In the aftermath, Ibrahim's sisters were set free but Hawala remained imprisoned to this day. Intervention attempts by the Irish Government, various humanitarian groups and even the United Nations have not been able to set Hawala free. During his entire incarceration Hawala has not been allowed legal counsel or even to be able to speak for himself regarding his presence on that day.
Ibrahim's hand was reportedly shot during the raid of the mosque. He never received medical treatment for his injuries and his hand is now deformed. His sisters were all released and allowed to return back to their family in Ireland. However, Ibrahim remained a prisoner and was treated as a criminal. It has now been rumored that Ibrahim will very soon be sentenced to death. Please understand that going to prison in Egypt or in the Middle East is very different than how people are treated in the Western World. Prison conditions are very rough an inhumane. For example, it has been reported that Ibrahim was kept in isolation in a cell that measures 1meter by 1 meter. He has never been allowed to speak for his presence on the day in question in court. Ibrahim has not been allowed legal counsel. He has not been allowed to speak with his parents.

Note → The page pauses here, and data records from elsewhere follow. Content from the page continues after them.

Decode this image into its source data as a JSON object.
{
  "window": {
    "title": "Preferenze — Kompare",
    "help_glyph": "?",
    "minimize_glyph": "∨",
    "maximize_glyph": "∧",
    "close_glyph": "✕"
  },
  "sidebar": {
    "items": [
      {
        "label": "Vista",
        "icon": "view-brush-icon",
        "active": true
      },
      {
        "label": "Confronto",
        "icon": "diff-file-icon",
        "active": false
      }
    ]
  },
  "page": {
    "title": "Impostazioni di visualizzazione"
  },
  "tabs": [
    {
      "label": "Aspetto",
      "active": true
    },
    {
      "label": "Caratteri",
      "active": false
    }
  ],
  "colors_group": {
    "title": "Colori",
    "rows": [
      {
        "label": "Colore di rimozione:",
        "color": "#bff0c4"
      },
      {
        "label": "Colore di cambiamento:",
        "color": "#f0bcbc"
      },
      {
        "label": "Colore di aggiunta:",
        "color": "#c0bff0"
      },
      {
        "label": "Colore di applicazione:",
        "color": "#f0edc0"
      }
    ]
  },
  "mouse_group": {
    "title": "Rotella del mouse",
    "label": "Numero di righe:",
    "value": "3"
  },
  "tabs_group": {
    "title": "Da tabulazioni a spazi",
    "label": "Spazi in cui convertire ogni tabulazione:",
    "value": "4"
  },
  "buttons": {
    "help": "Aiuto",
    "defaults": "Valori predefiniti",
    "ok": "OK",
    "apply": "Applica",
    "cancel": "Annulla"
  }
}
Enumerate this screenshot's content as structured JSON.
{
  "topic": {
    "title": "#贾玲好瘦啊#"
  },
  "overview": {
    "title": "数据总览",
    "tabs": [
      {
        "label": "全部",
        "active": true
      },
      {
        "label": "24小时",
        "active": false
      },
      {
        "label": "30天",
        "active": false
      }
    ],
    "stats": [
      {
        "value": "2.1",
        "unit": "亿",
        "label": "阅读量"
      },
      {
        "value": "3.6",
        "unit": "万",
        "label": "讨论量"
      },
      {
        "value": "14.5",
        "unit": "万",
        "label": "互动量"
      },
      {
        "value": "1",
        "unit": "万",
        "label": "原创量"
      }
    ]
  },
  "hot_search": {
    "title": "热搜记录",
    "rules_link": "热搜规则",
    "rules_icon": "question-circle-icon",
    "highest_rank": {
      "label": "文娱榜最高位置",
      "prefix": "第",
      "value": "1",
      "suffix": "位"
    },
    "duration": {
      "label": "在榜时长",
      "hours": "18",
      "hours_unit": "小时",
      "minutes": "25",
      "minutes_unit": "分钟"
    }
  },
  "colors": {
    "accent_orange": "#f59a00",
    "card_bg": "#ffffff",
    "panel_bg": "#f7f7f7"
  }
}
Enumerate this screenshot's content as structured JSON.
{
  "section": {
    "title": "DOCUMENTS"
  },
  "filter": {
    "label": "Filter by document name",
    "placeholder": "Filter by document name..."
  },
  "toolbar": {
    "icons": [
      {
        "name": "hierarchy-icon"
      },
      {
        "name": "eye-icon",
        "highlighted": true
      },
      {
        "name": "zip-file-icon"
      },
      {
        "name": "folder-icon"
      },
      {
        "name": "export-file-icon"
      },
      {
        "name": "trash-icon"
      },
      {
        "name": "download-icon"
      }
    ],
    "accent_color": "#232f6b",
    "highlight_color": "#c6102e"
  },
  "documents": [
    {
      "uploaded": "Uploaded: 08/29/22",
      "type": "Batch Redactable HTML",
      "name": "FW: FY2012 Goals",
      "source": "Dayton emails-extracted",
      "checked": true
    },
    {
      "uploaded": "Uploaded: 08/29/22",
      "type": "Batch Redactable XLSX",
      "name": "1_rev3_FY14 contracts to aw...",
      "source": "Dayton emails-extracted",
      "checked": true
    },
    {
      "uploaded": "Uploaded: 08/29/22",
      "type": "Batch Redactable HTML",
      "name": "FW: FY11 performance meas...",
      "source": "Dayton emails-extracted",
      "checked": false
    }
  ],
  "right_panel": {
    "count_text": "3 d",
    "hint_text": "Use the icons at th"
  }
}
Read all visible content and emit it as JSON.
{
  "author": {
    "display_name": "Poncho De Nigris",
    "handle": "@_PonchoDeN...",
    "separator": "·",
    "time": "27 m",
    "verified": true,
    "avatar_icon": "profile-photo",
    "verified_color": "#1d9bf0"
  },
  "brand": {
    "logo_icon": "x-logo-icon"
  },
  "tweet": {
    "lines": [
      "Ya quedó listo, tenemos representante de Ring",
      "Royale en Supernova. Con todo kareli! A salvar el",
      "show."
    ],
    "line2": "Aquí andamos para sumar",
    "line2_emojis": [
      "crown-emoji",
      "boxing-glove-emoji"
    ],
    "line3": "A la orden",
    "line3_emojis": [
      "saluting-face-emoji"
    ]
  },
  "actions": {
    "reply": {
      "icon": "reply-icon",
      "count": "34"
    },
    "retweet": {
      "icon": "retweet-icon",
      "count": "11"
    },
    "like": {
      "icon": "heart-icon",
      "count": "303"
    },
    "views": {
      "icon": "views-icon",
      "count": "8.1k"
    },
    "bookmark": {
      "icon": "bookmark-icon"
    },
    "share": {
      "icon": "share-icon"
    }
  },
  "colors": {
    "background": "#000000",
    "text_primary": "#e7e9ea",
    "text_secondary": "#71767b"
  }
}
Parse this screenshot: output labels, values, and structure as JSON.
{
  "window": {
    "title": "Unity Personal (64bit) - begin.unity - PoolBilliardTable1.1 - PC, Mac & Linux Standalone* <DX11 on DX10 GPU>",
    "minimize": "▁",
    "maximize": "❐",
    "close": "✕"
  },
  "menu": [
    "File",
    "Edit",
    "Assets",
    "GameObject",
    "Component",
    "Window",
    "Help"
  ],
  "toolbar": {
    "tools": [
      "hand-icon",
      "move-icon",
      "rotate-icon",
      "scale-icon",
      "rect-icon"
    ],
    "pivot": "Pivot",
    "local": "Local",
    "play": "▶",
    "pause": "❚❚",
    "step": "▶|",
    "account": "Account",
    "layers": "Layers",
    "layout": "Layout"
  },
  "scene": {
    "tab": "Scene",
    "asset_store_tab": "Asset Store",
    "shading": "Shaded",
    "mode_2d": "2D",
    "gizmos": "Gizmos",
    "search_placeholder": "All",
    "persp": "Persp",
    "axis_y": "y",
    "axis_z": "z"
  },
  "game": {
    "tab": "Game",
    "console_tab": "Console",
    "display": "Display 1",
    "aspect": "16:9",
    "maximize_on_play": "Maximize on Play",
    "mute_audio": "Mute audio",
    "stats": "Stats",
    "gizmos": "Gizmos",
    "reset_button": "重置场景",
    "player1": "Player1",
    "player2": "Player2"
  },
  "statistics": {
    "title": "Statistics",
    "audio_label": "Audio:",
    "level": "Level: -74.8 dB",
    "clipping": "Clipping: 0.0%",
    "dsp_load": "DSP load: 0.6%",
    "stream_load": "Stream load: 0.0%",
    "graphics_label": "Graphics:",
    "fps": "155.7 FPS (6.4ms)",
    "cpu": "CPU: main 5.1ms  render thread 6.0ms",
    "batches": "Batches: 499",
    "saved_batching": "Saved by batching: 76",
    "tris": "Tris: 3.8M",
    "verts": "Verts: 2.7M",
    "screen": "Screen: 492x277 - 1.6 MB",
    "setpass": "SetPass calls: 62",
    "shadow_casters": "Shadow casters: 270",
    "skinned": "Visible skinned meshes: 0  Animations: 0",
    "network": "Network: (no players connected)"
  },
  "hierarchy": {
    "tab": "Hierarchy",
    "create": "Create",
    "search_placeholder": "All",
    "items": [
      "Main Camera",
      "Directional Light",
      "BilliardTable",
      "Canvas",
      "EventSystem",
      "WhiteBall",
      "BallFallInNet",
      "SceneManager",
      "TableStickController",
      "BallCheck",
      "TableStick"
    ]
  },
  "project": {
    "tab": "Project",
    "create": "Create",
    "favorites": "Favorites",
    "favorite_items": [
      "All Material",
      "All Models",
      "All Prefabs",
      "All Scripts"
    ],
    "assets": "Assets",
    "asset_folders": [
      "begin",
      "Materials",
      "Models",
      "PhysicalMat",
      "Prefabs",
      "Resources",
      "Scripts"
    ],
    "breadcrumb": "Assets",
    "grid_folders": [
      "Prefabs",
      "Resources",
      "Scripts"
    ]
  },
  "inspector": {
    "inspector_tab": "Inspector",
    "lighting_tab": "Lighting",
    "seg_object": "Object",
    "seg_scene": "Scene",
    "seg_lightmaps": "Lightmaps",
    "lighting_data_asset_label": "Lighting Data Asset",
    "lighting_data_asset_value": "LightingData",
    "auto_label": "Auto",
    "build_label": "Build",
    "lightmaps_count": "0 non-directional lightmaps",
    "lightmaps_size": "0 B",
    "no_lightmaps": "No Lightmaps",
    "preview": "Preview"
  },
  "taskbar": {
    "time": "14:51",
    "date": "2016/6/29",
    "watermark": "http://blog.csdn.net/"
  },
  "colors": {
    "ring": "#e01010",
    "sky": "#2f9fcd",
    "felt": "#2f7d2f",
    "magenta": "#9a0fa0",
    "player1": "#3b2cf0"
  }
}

This situation is simply wrong on all levels. It is unacceptable in the day and age we live in that a minor and a human being can be treated in such a manner. Imagine 3 years in a 1 meter by 1 meter cell without ever once being allowed to speak for himself regarding why he was in the wrong place at the wrong time that day.
As human being to please take an interest in this matter. And Google it to find out more information. Though big media has not carried the story there are a number of Irish and UK papers that have reported on the situation. Please share this story with as many people as you can. This report will soon be followed by a formal petition against Egypt's handling of young Ibrahim's situation and request for Ibrahim's release. Your assistance in signing the petition would be greatly appreciated and may help to save the life of an innocent young man.
A number of people and entities who deal with these sort of matters have been contacted and there are some big groups getting involved. Our only wish is to build pressure, make people aware and to bring this young man back to his family in Ireland. Please do your part and share this article with as many people as you can. If you have ties to high level people do not hesitate to contact me directly at firstname.lastname@example.org - your help is greatly appreciated and makes a difference.